The required answer is every line of the data containing the word "header".

-- Information given follows --

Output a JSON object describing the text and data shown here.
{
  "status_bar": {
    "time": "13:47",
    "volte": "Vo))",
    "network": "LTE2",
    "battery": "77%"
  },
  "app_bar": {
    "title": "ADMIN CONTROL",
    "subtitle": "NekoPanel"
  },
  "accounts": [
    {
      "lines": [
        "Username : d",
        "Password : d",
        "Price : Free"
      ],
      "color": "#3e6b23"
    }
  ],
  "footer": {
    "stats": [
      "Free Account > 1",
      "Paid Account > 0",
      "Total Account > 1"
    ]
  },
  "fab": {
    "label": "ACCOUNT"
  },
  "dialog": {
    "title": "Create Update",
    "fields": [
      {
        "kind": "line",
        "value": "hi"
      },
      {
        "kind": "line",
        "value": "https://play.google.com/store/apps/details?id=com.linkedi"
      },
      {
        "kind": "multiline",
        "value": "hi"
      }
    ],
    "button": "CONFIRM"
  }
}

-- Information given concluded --
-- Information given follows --

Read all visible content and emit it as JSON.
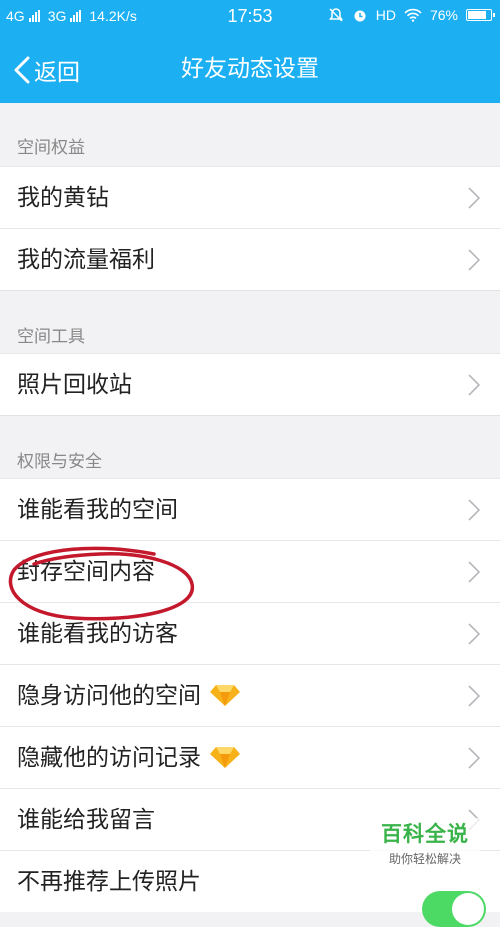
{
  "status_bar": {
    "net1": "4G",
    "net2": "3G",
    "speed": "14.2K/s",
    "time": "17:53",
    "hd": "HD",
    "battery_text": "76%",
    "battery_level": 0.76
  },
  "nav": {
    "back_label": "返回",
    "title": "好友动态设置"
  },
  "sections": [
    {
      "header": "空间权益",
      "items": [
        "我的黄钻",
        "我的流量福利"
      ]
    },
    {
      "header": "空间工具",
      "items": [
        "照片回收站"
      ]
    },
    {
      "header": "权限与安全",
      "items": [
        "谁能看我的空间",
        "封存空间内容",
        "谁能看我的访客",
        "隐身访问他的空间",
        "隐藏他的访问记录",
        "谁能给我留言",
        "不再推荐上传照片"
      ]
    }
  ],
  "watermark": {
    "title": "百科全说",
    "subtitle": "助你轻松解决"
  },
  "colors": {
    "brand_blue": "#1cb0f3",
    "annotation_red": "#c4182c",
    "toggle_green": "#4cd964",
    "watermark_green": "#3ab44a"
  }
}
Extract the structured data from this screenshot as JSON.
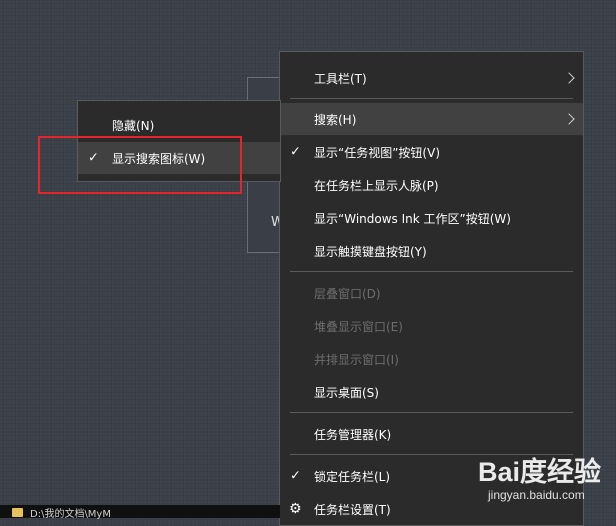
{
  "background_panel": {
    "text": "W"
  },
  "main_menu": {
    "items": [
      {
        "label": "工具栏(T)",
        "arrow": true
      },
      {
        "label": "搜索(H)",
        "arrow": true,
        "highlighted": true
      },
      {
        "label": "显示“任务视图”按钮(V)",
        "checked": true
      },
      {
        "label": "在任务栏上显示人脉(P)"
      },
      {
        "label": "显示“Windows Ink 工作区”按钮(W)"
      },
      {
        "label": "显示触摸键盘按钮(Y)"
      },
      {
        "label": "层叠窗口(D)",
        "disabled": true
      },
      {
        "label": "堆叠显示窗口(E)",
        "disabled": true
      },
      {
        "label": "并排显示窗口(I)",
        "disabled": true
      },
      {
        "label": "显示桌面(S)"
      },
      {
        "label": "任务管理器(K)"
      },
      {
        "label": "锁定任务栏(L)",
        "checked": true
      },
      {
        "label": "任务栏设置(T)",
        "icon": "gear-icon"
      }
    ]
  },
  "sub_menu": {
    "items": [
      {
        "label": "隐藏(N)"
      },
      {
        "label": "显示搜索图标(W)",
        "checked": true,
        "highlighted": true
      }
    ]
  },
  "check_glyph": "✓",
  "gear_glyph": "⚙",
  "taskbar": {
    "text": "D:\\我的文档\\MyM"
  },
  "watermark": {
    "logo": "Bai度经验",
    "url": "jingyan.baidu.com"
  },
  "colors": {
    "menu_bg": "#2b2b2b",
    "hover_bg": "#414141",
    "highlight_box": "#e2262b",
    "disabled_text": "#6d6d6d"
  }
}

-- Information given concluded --

* [Worked solution]:
      "header": "空间权益",
      "header": "空间工具",
      "header": "权限与安全",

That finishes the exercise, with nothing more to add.